>> Leave or remain, Britain's conservative party faces a tumultuous period. I'm William James, UK Political Correspondent in Westminster where Britain's EU referendum has exposed deep divides in David Cameron's ruling party. If it's a vote to remain in the European Union, Prime Minister David Cameron is faced with the difficult task of piecing back his party.
This campaign has split the conservative party down the middle and he's got to now rebuild those bridges with the people who are on the other side of the argument and make sure that he can push through for the final three years of his term, the agenda that he wants to get through.

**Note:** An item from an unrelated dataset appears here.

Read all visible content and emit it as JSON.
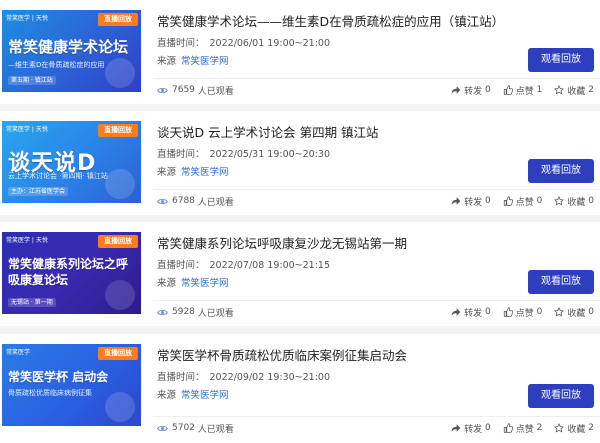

If it's a vote to leave, the equation's entirely different. Prime Minister David Cameron will probably have to consider his position, certainly, and many will expect him to actually resign. The main person to watch out for is Boris Johnson. He's the one who carries a lot of sway within the party amongst the Euro skeptics but also at the grassroots of the party.
And it's the grassroots of the party that really control who will be the next leader of the conservatives when David Cameron steps down, whether that's straight after the vote or whether that's in the next election in 2020.>> It's been really interesting to watch how the senior Tories on either side of the debate have dealt with each other.

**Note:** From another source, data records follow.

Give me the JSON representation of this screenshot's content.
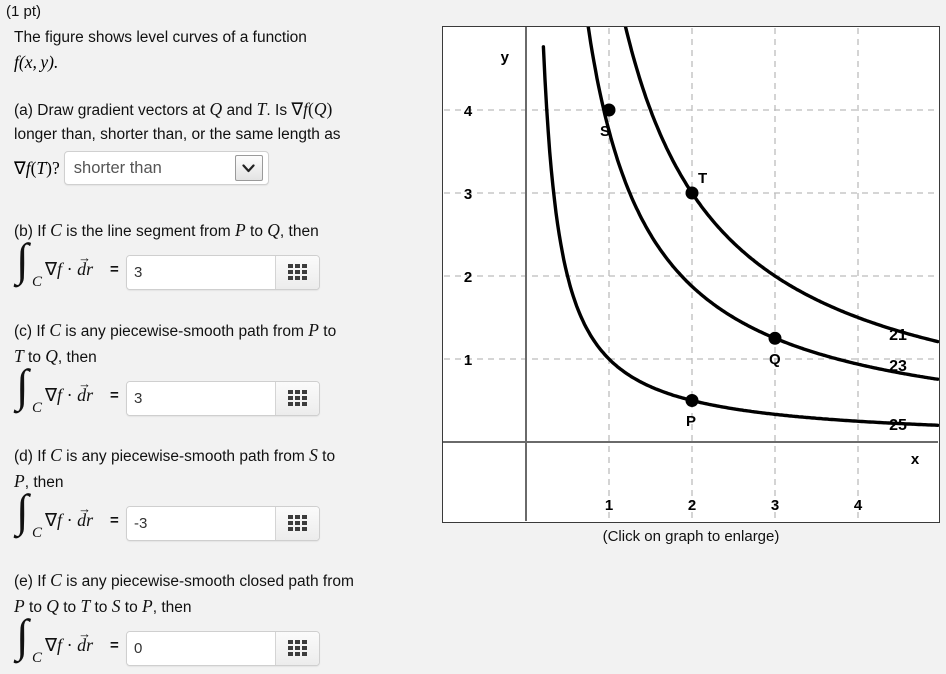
{
  "points_label": "(1 pt)",
  "intro": {
    "line1": "The figure shows level curves of a function",
    "line2_math": "f(x, y)."
  },
  "parts": [
    {
      "id": "a",
      "prompt_line1": "(a) Draw gradient vectors at Q and T. Is ∇f(Q)",
      "prompt_line2": "longer than, shorter than, or the same length as",
      "prompt_line3_math": "∇f(T)?",
      "select_value": "shorter than",
      "select_options": [
        "longer than",
        "shorter than",
        "the same length as"
      ]
    },
    {
      "id": "b",
      "prompt_line1": "(b) If C is the line segment from P to Q, then",
      "integral": "∫ᴄ ∇f · dr⃗ =",
      "answer": "3",
      "grid_button_name": "numeric-keypad"
    },
    {
      "id": "c",
      "prompt_line1": "(c) If C is any piecewise-smooth path from P to",
      "prompt_line2": "T to Q, then",
      "integral": "∫ᴄ ∇f · dr⃗ =",
      "answer": "3",
      "grid_button_name": "numeric-keypad"
    },
    {
      "id": "d",
      "prompt_line1": "(d) If C is any piecewise-smooth path from S to",
      "prompt_line2": "P, then",
      "integral": "∫ᴄ ∇f · dr⃗ =",
      "answer": "-3",
      "grid_button_name": "numeric-keypad"
    },
    {
      "id": "e",
      "prompt_line1": "(e) If C is any piecewise-smooth closed path from",
      "prompt_line2": "P to Q to T to S to P, then",
      "integral": "∫ᴄ ∇f · dr⃗ =",
      "answer": "0",
      "grid_button_name": "numeric-keypad"
    }
  ],
  "graph": {
    "caption": "(Click on graph to enlarge)",
    "x_axis_label": "x",
    "y_axis_label": "y",
    "x_ticks": [
      "1",
      "2",
      "3",
      "4"
    ],
    "y_ticks": [
      "1",
      "2",
      "3",
      "4"
    ],
    "point_labels": [
      "S",
      "T",
      "Q",
      "P"
    ],
    "curve_labels": [
      "21",
      "23",
      "25"
    ]
  },
  "chart_data": {
    "type": "line",
    "title": "",
    "xlabel": "x",
    "ylabel": "y",
    "xlim": [
      0,
      5.0
    ],
    "ylim": [
      0,
      5.0
    ],
    "x_ticks": [
      1,
      2,
      3,
      4
    ],
    "y_ticks": [
      1,
      2,
      3,
      4
    ],
    "grid": true,
    "legend": "right-end-labels",
    "series": [
      {
        "name": "21",
        "level": 21,
        "k": 6.0,
        "comment": "level curve y = 6/x, labelled 21 at right end",
        "points": [
          [
            0.75,
            8.0
          ],
          [
            1.0,
            6.0
          ],
          [
            1.25,
            4.8
          ],
          [
            1.5,
            4.0
          ],
          [
            2.0,
            3.0
          ],
          [
            2.5,
            2.4
          ],
          [
            3.0,
            2.0
          ],
          [
            3.5,
            1.71
          ],
          [
            4.0,
            1.5
          ],
          [
            4.5,
            1.33
          ],
          [
            4.85,
            1.24
          ]
        ]
      },
      {
        "name": "23",
        "level": 23,
        "k": 3.75,
        "comment": "level curve y = 3.75/x, labelled 23 at right end, passes through Q(3,1.25) and S(1,4)(approx)",
        "points": [
          [
            0.5,
            7.5
          ],
          [
            0.75,
            5.0
          ],
          [
            1.0,
            3.75
          ],
          [
            1.5,
            2.5
          ],
          [
            2.0,
            1.88
          ],
          [
            2.5,
            1.5
          ],
          [
            3.0,
            1.25
          ],
          [
            3.5,
            1.07
          ],
          [
            4.0,
            0.94
          ],
          [
            4.5,
            0.83
          ],
          [
            4.85,
            0.77
          ]
        ]
      },
      {
        "name": "25",
        "level": 25,
        "k": 1.0,
        "comment": "level curve y = 1/x, labelled 25 at right end, passes through P(2,0.5)",
        "points": [
          [
            0.2,
            5.0
          ],
          [
            0.3,
            3.33
          ],
          [
            0.4,
            2.5
          ],
          [
            0.5,
            2.0
          ],
          [
            0.75,
            1.33
          ],
          [
            1.0,
            1.0
          ],
          [
            1.5,
            0.67
          ],
          [
            2.0,
            0.5
          ],
          [
            2.5,
            0.4
          ],
          [
            3.0,
            0.33
          ],
          [
            3.5,
            0.29
          ],
          [
            4.0,
            0.25
          ],
          [
            4.5,
            0.22
          ],
          [
            4.85,
            0.21
          ]
        ]
      }
    ],
    "annotated_points": [
      {
        "label": "S",
        "x": 1.0,
        "y": 4.0,
        "on_curve": "23"
      },
      {
        "label": "T",
        "x": 2.0,
        "y": 3.0,
        "on_curve": "21"
      },
      {
        "label": "Q",
        "x": 3.0,
        "y": 1.25,
        "on_curve": "23"
      },
      {
        "label": "P",
        "x": 2.0,
        "y": 0.5,
        "on_curve": "25"
      }
    ]
  }
}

What they've been really keen to avoid doing is attacking each other in public but they've not always been completely successful in doing that. There have been pointed words from both David Cameron and Boris Johnson at each other, albeit not naming each other, but it's clear who they're talking about when they're criticizing the opposite campaign.